We all know Christmas is big for business so Christmas ads must be big too. John Lewis, that bellwether of the British high street, usually leads the pack. Its lavish TV offerings rarely fail to tug at the heart strings or loosen the purse, and this year is no different with a theme centred round the loneliness of old age. Like I need reminding that, childless as we are, our incontinent years might be a little bit crap. John Lewis has been criticised for spending so much on a TV campaign when they could have donated to charity instead. I’m all for bashing the corporate world for not paying their dues and not doing their bit. But in this case, the reproach is a tad misplaced. The campaign is supported by Age UK and has resulted in thousands of extra volunteers for the festive period. Besides, it’s our collective responsibility to care for the vulnerable, not a shop’s.

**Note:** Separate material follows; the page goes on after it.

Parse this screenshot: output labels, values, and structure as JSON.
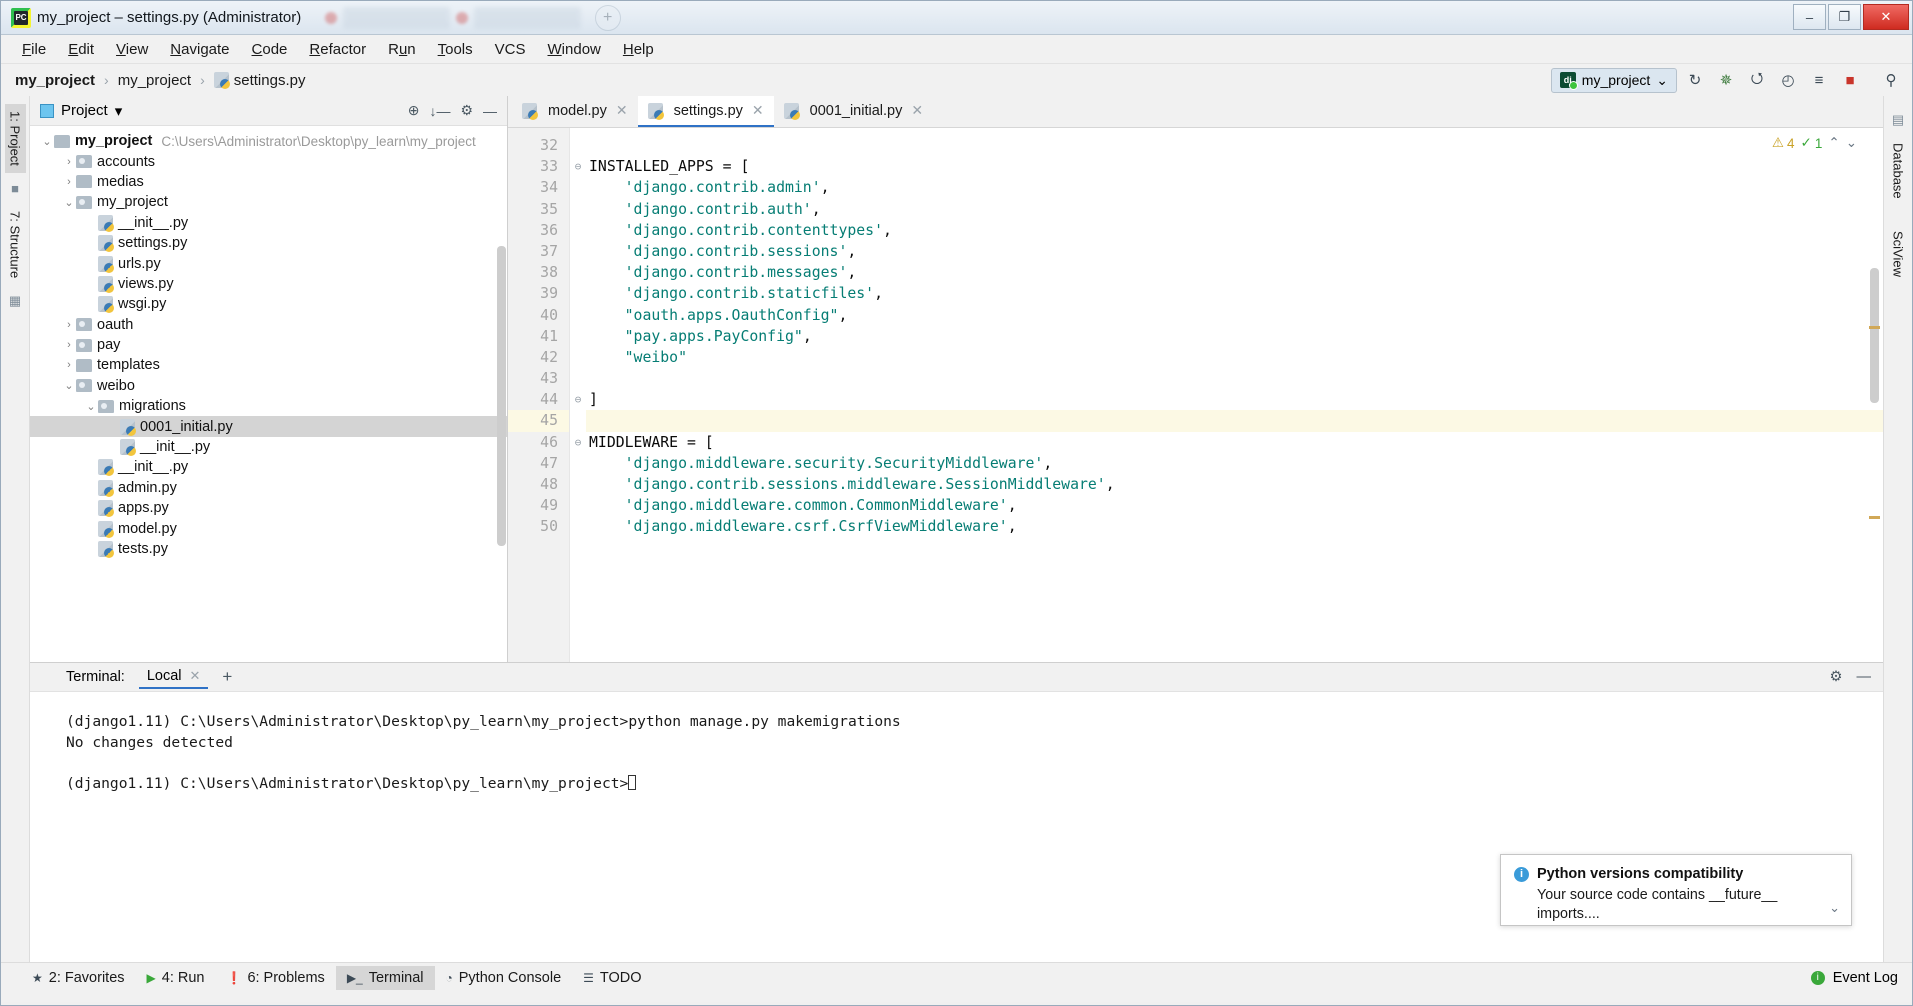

We also know Christmas is all about over-excited kids brainwashed into wanting bigger and better, faster and flashier. It’s all down to cynical marketing and playground peer pressure: pester-power is the biggest bang in the advertiser’s armoury.  Or is it? Grab a tissue and watch this clever message from IKEA Spain. It had me in floods.

The moral of my story? Spend more time with your kids and spare a thought for the two old fairies at the bottom of the garden.

With thanks to John Lennon for the title of this post.